## Problem details
Report every line of the listing below in which the string "Show" occurs.

## Provided entries

————————

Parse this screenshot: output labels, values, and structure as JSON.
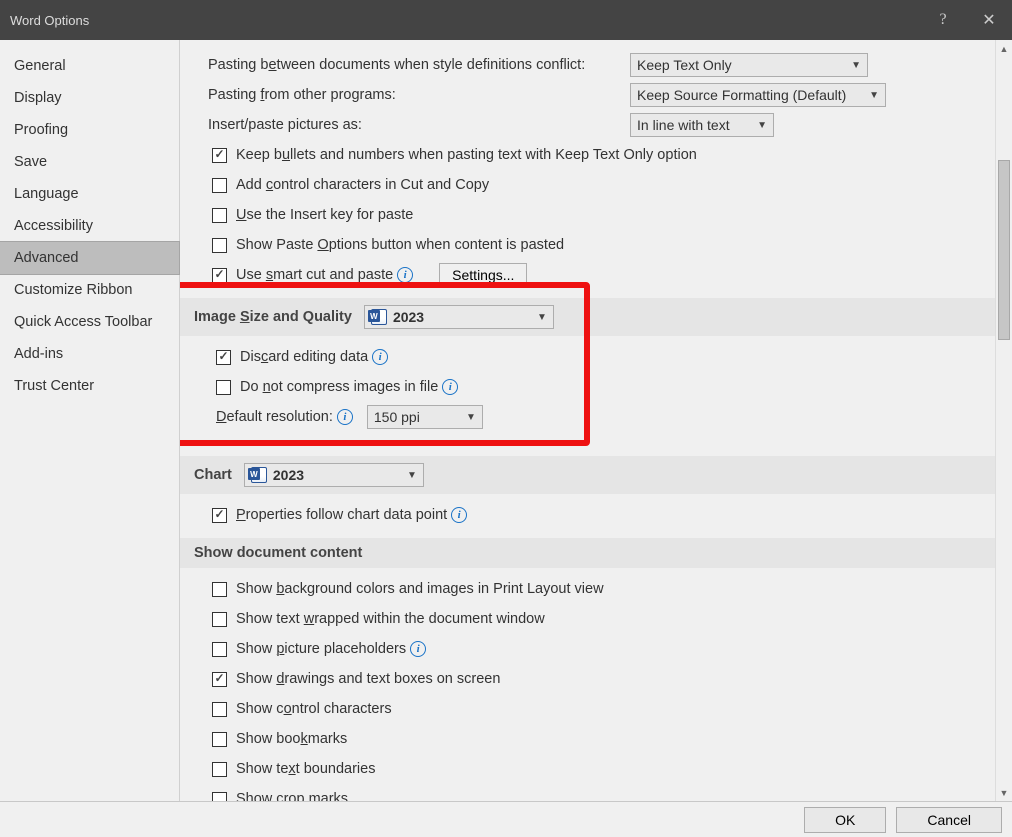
{
  "titlebar": {
    "title": "Word Options"
  },
  "sidebar": {
    "items": [
      "General",
      "Display",
      "Proofing",
      "Save",
      "Language",
      "Accessibility",
      "Advanced",
      "Customize Ribbon",
      "Quick Access Toolbar",
      "Add-ins",
      "Trust Center"
    ],
    "active_index": 6
  },
  "paste": {
    "between_docs_label_pre": "Pasting b",
    "between_docs_label_mid": "e",
    "between_docs_label_post": "tween documents when style definitions conflict:",
    "between_docs_value": "Keep Text Only",
    "other_programs_label_pre": "Pasting ",
    "other_programs_label_u": "f",
    "other_programs_label_post": "rom other programs:",
    "other_programs_value": "Keep Source Formatting (Default)",
    "insert_pictures_label": "Insert/paste pictures as:",
    "insert_pictures_value": "In line with text",
    "keep_bullets": {
      "checked": true,
      "pre": "Keep b",
      "u": "u",
      "post": "llets and numbers when pasting text with Keep Text Only option"
    },
    "control_chars": {
      "checked": false,
      "pre": "Add ",
      "u": "c",
      "post": "ontrol characters in Cut and Copy"
    },
    "insert_key": {
      "checked": false,
      "pre": "",
      "u": "U",
      "post": "se the Insert key for paste"
    },
    "paste_options": {
      "checked": false,
      "pre": "Show Paste ",
      "u": "O",
      "post": "ptions button when content is pasted"
    },
    "smart_cut": {
      "checked": true,
      "pre": "Use ",
      "u": "s",
      "post": "mart cut and paste"
    },
    "settings_button": "Settings..."
  },
  "image_quality": {
    "header_pre": "Image ",
    "header_u": "S",
    "header_post": "ize and Quality",
    "doc_value": "2023",
    "discard": {
      "checked": true,
      "pre": "Dis",
      "u": "c",
      "post": "ard editing data"
    },
    "nocompress": {
      "checked": false,
      "pre": "Do ",
      "u": "n",
      "post": "ot compress images in file"
    },
    "resolution_label_pre": "",
    "resolution_label_u": "D",
    "resolution_label_post": "efault resolution:",
    "resolution_value": "150 ppi"
  },
  "chart": {
    "header": "Chart",
    "doc_value": "2023",
    "props": {
      "checked": true,
      "pre": "",
      "u": "P",
      "post": "roperties follow chart data point"
    }
  },
  "docContent": {
    "header": "Show document content",
    "bg": {
      "checked": false,
      "pre": "Show ",
      "u": "b",
      "post": "ackground colors and images in Print Layout view"
    },
    "wrap": {
      "checked": false,
      "pre": "Show text ",
      "u": "w",
      "post": "rapped within the document window"
    },
    "placeholders": {
      "checked": false,
      "pre": "Show ",
      "u": "p",
      "post": "icture placeholders"
    },
    "drawings": {
      "checked": true,
      "pre": "Show ",
      "u": "d",
      "post": "rawings and text boxes on screen"
    },
    "ctrlchars": {
      "checked": false,
      "pre": "Show c",
      "u": "o",
      "post": "ntrol characters"
    },
    "bookmarks": {
      "checked": false,
      "pre": "Show boo",
      "u": "k",
      "post": "marks"
    },
    "boundaries": {
      "checked": false,
      "pre": "Show te",
      "u": "x",
      "post": "t boundaries"
    },
    "crop": {
      "checked": false,
      "pre": "Show c",
      "u": "r",
      "post": "op marks"
    }
  },
  "footer": {
    "ok": "OK",
    "cancel": "Cancel"
  }
}
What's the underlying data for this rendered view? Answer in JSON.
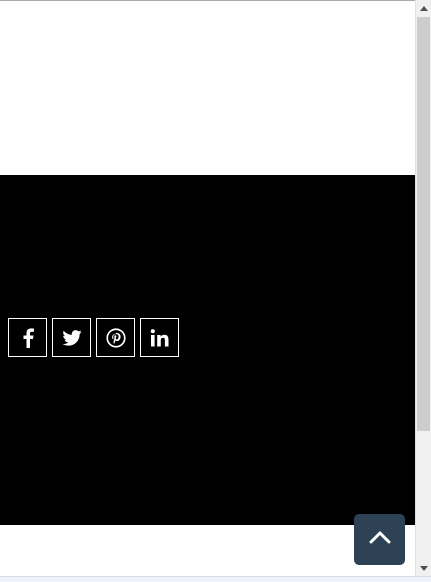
{
  "social": {
    "items": [
      {
        "name": "facebook",
        "icon": "facebook-icon"
      },
      {
        "name": "twitter",
        "icon": "twitter-icon"
      },
      {
        "name": "pinterest",
        "icon": "pinterest-icon"
      },
      {
        "name": "linkedin",
        "icon": "linkedin-icon"
      }
    ]
  },
  "back_to_top": {
    "icon": "chevron-up-icon"
  },
  "colors": {
    "footer_bg": "#000000",
    "back_to_top_bg": "#2e4256",
    "icon_color": "#ffffff"
  },
  "scrollbar": {
    "position": 0.74
  }
}
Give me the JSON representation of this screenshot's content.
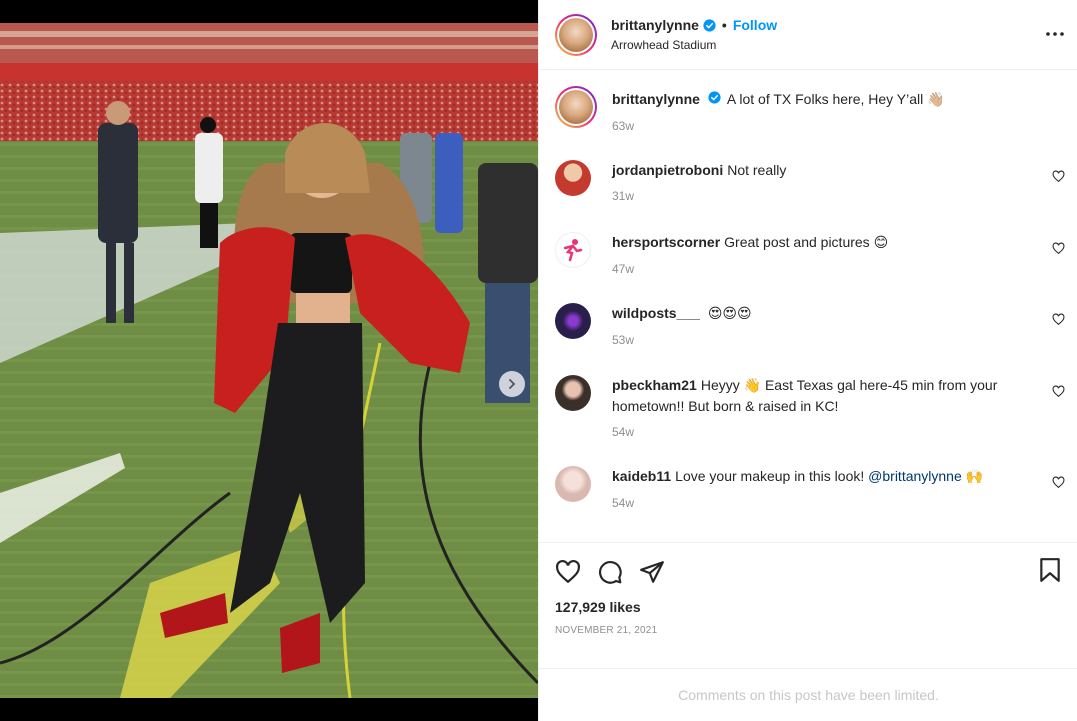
{
  "post": {
    "username": "brittanylynne",
    "follow_label": "Follow",
    "separator": "•",
    "location": "Arrowhead Stadium",
    "caption_text": "A lot of TX Folks here, Hey Y’all",
    "caption_emoji": "👋🏼",
    "caption_time": "63w",
    "likes": "127,929 likes",
    "date": "NOVEMBER 21, 2021",
    "comments_limited": "Comments on this post have been limited.",
    "slides": 4,
    "active_slide": 1
  },
  "comments": [
    {
      "user": "jordanpietroboni",
      "text": "Not really",
      "emoji": "",
      "time": "31w",
      "avatar_color": "#c43a2e"
    },
    {
      "user": "hersportscorner",
      "text": "Great post and pictures",
      "emoji": "😊",
      "time": "47w",
      "avatar_color": "#e8347a"
    },
    {
      "user": "wildposts___",
      "text": "",
      "emoji": "😍😍😍",
      "time": "53w",
      "avatar_color": "#2a1f4a"
    },
    {
      "user": "pbeckham21",
      "text": "Heyyy",
      "emoji": "👋",
      "text2": "East Texas gal here-45 min from your hometown!! But born & raised in KC!",
      "time": "54w",
      "avatar_color": "#3b2f2a"
    },
    {
      "user": "kaideb11",
      "text": "Love your makeup in this look!",
      "mention": "@brittanylynne",
      "emoji": "🙌",
      "time": "54w",
      "avatar_color": "#d9b8b0"
    }
  ],
  "icons": {
    "verified": "verified-badge-icon",
    "more": "more-options-icon",
    "heart": "heart-icon",
    "comment": "comment-icon",
    "share": "share-icon",
    "save": "bookmark-icon",
    "next": "chevron-right-icon"
  },
  "colors": {
    "accent": "#0095f6",
    "verified": "#0095f6",
    "muted": "#8e8e8e"
  }
}
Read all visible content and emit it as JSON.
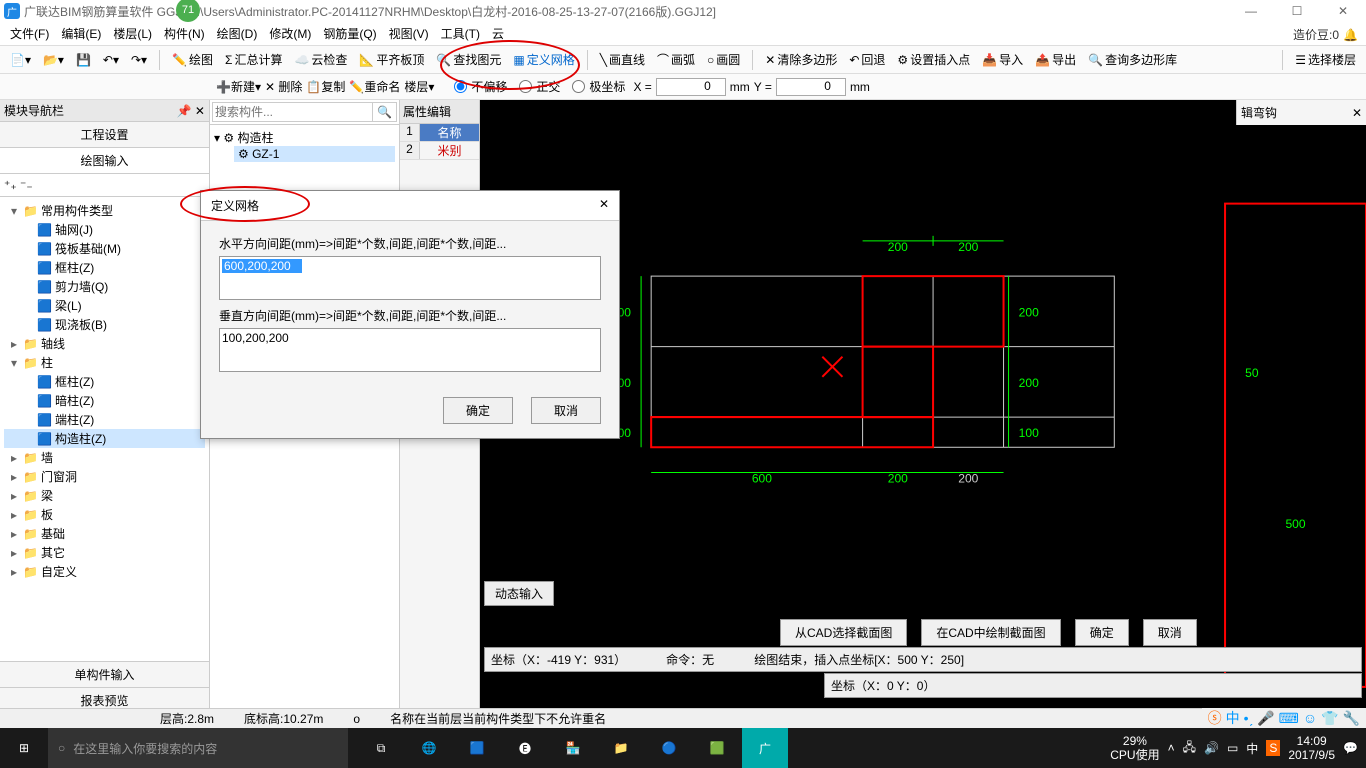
{
  "title": {
    "app_short": "广",
    "badge": "71",
    "text": "广联达BIM钢筋算量软件 GGJ        [C:\\Users\\Administrator.PC-20141127NRHM\\Desktop\\白龙村-2016-08-25-13-27-07(2166版).GGJ12]"
  },
  "win": {
    "min": "—",
    "max": "☐",
    "close": "✕"
  },
  "menu": [
    "文件(F)",
    "编辑(E)",
    "楼层(L)",
    "构件(N)",
    "绘图(D)",
    "修改(M)",
    "钢筋量(Q)",
    "视图(V)",
    "工具(T)",
    "云"
  ],
  "bean": {
    "label": "造价豆:0",
    "bell": "🔔"
  },
  "toolbar1": {
    "draw": "绘图",
    "sum": "汇总计算",
    "cloud": "云检查",
    "flat": "平齐板顶",
    "find": "查找图元",
    "grid": "定义网格",
    "line": "画直线",
    "arc": "画弧",
    "circle": "画圆",
    "clear": "清除多边形",
    "back": "回退",
    "insert": "设置插入点",
    "imp": "导入",
    "exp": "导出",
    "query": "查询多边形库",
    "floor": "选择楼层"
  },
  "toolbar2": {
    "new": "新建",
    "del": "删除",
    "copy": "复制",
    "rename": "重命名",
    "floor": "楼层",
    "r1": "不偏移",
    "r2": "正交",
    "r3": "极坐标",
    "x": "X =",
    "y": "Y =",
    "xval": "0",
    "yval": "0",
    "mm": "mm"
  },
  "nav": {
    "title": "模块导航栏",
    "tabs": {
      "proj": "工程设置",
      "draw": "绘图输入"
    },
    "tree": [
      {
        "exp": "▾",
        "ico": "📁",
        "label": "常用构件类型",
        "children": [
          {
            "ico": "🟦",
            "label": "轴网(J)"
          },
          {
            "ico": "🟦",
            "label": "筏板基础(M)"
          },
          {
            "ico": "🟦",
            "label": "框柱(Z)"
          },
          {
            "ico": "🟦",
            "label": "剪力墙(Q)"
          },
          {
            "ico": "🟦",
            "label": "梁(L)"
          },
          {
            "ico": "🟦",
            "label": "现浇板(B)"
          }
        ]
      },
      {
        "exp": "▸",
        "ico": "📁",
        "label": "轴线"
      },
      {
        "exp": "▾",
        "ico": "📁",
        "label": "柱",
        "children": [
          {
            "ico": "🟦",
            "label": "框柱(Z)"
          },
          {
            "ico": "🟦",
            "label": "暗柱(Z)"
          },
          {
            "ico": "🟦",
            "label": "端柱(Z)"
          },
          {
            "ico": "🟦",
            "label": "构造柱(Z)",
            "sel": true
          }
        ]
      },
      {
        "exp": "▸",
        "ico": "📁",
        "label": "墙"
      },
      {
        "exp": "▸",
        "ico": "📁",
        "label": "门窗洞"
      },
      {
        "exp": "▸",
        "ico": "📁",
        "label": "梁"
      },
      {
        "exp": "▸",
        "ico": "📁",
        "label": "板"
      },
      {
        "exp": "▸",
        "ico": "📁",
        "label": "基础"
      },
      {
        "exp": "▸",
        "ico": "📁",
        "label": "其它"
      },
      {
        "exp": "▸",
        "ico": "📁",
        "label": "自定义"
      }
    ],
    "bottom": {
      "single": "单构件输入",
      "report": "报表预览"
    }
  },
  "mid": {
    "search_ph": "搜索构件...",
    "root": "构造柱",
    "item": "GZ-1"
  },
  "prop": {
    "title": "属性编辑",
    "r1": {
      "n": "1",
      "l": "名称"
    },
    "r2": {
      "n": "2",
      "l": "米别"
    }
  },
  "right": {
    "label": "辑弯钩"
  },
  "canvas": {
    "dims": {
      "t1": "200",
      "t2": "200",
      "r1": "200",
      "r2": "200",
      "r3": "100",
      "b1": "600",
      "b2": "200",
      "b3": "200",
      "l1": "200",
      "l2": "200",
      "l3": "100",
      "side": "50",
      "bbot": "500"
    },
    "dyn": "动态输入",
    "btns": {
      "b1": "从CAD选择截面图",
      "b2": "在CAD中绘制截面图",
      "ok": "确定",
      "cancel": "取消"
    },
    "status": {
      "coord": "坐标（X：-419 Y：931）",
      "cmd": "命令：无",
      "end": "绘图结束，插入点坐标[X：500 Y：250]"
    },
    "coord2": "坐标（X：0 Y：0）"
  },
  "dialog": {
    "title": "定义网格",
    "close": "✕",
    "l1": "水平方向间距(mm)=>间距*个数,间距,间距*个数,间距...",
    "v1": "600,200,200",
    "l2": "垂直方向间距(mm)=>间距*个数,间距,间距*个数,间距...",
    "v2": "100,200,200",
    "ok": "确定",
    "cancel": "取消"
  },
  "status": {
    "h": "层高:2.8m",
    "bh": "底标高:10.27m",
    "o": "o",
    "msg": "名称在当前层当前构件类型下不允许重名"
  },
  "taskbar": {
    "search": "在这里输入你要搜索的内容",
    "cpu": {
      "p": "29%",
      "l": "CPU使用"
    },
    "time": "14:09",
    "date": "2017/9/5",
    "ime": "中"
  }
}
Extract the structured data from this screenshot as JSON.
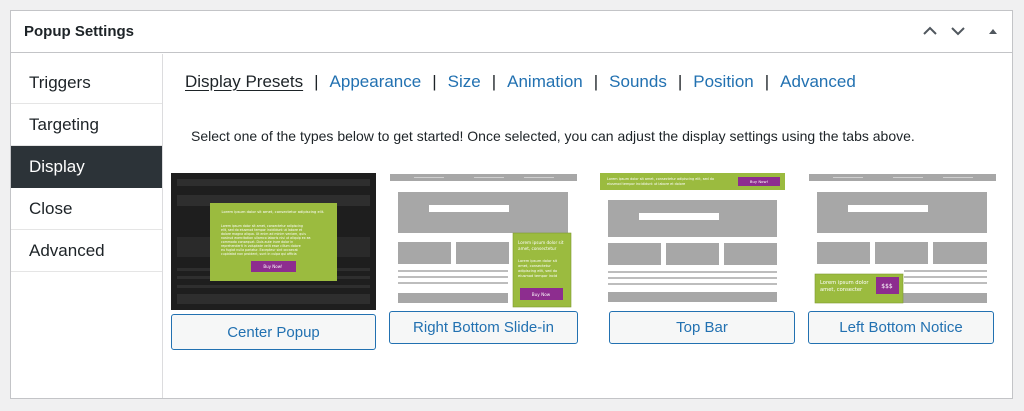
{
  "panel": {
    "title": "Popup Settings"
  },
  "header_buttons": {
    "up": "chevron-up",
    "down": "chevron-down",
    "toggle": "triangle-up"
  },
  "sidebar": {
    "items": [
      {
        "label": "Triggers"
      },
      {
        "label": "Targeting"
      },
      {
        "label": "Display",
        "active": true
      },
      {
        "label": "Close"
      },
      {
        "label": "Advanced"
      }
    ]
  },
  "tabs": [
    {
      "label": "Display Presets",
      "active": true
    },
    {
      "label": "Appearance"
    },
    {
      "label": "Size"
    },
    {
      "label": "Animation"
    },
    {
      "label": "Sounds"
    },
    {
      "label": "Position"
    },
    {
      "label": "Advanced"
    }
  ],
  "tab_separator": "|",
  "intro_text": "Select one of the types below to get started! Once selected, you can adjust the display settings using the tabs above.",
  "presets": [
    {
      "label": "Center Popup",
      "selected": true,
      "thumb": {
        "heading": "Lorem ipsum dolor sit amet, consectetur adipiscing elit.",
        "body": [
          "Lorem ipsum dolor sit amet, consectetur adipiscing",
          "elit, sed do eiusmod tempor incididunt ut labore et",
          "dolore magna aliqua. Ut enim ad minim veniam, quis",
          "nostrud exercitation ullamco laboris nisi ut aliquip ex ea",
          "commodo consequat. Duis aute irure dolor in",
          "reprehenderit in voluptate velit esse cillum dolore",
          "eu fugiat nulla pariatur. Excepteur sint occaecat",
          "cupidatat non proident, sunt in culpa qui officia"
        ],
        "button": "Buy Now!"
      }
    },
    {
      "label": "Right Bottom Slide-in",
      "thumb": {
        "heading": [
          "Lorem ipsum dolor sit",
          "amet, consectetur"
        ],
        "body": [
          "Lorem ipsum dolor sit",
          "amet, consectetur",
          "adipiscing elit, sed do",
          "eiusmod tempor incid"
        ],
        "button": "Buy Now"
      }
    },
    {
      "label": "Top Bar",
      "thumb": {
        "text": [
          "Lorem ipsum dolor sit amet, consectetur adipiscing elit, sed do",
          "eiusmod tempor incididunt ut labore et dolore"
        ],
        "button": "Buy Now!"
      }
    },
    {
      "label": "Left Bottom Notice",
      "thumb": {
        "text": [
          "Lorem ipsum dolor",
          "amet, consecter"
        ],
        "button": "$$$"
      }
    }
  ],
  "colors": {
    "accent": "#2271b1",
    "dark": "#2c3338",
    "popup_green": "#9bbb3f",
    "popup_button": "#8d2d8f",
    "mock_gray": "#a7a7a7"
  }
}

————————

## Task response
      "pre": "Show Paste ",
    "header": "Show document content",
      "pre": "Show ",
      "pre": "Show text ",
      "pre": "Show ",
      "pre": "Show ",
      "pre": "Show c",
      "pre": "Show boo",
      "pre": "Show te",
      "pre": "Show c",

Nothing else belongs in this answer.